→ EXERCISE AIM: Pull every line with the word "name" out of the entries below.

-- RECORDS follows --

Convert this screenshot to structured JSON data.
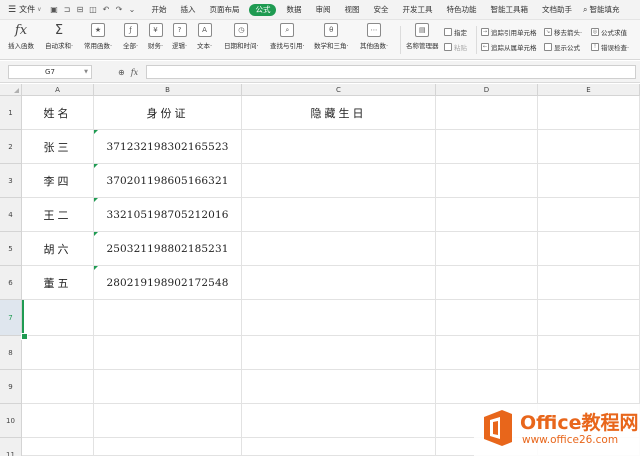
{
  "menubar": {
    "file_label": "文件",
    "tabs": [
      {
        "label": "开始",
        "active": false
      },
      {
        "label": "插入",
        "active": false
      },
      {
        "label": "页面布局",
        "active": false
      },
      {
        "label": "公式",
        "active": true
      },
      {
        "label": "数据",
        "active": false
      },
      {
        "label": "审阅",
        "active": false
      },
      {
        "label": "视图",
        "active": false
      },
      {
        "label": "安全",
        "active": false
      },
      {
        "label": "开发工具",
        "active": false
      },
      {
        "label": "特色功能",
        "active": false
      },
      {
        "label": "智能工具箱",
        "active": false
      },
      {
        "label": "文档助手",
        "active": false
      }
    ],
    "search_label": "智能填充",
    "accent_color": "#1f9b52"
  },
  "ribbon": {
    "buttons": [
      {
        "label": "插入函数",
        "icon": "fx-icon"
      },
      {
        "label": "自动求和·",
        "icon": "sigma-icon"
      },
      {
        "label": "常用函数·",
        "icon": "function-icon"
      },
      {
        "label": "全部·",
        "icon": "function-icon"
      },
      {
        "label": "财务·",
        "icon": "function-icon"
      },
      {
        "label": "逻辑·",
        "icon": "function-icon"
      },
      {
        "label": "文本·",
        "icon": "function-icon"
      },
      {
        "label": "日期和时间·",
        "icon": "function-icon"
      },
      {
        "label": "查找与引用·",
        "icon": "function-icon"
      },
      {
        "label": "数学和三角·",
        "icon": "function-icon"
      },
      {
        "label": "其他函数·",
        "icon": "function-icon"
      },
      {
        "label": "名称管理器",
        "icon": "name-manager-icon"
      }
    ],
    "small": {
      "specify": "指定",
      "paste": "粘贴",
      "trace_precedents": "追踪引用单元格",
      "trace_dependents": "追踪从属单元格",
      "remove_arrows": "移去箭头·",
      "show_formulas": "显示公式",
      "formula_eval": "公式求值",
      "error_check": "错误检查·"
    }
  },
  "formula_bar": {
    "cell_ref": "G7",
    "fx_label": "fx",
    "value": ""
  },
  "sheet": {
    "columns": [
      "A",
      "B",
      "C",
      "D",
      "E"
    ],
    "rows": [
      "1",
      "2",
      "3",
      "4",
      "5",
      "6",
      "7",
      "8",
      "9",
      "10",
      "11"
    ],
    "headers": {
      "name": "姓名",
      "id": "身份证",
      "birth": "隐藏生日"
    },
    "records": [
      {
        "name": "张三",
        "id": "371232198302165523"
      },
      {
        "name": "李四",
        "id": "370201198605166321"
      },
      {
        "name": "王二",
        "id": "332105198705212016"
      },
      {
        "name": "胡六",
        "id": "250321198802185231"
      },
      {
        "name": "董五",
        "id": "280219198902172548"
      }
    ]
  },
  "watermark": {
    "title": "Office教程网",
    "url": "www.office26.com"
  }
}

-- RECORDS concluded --

→ EXERCISE RESULT:
        "icon": "name-manager-icon"
      "name": "姓名",
        "name": "张三",
        "name": "李四",
        "name": "王二",
        "name": "胡六",
        "name": "董五",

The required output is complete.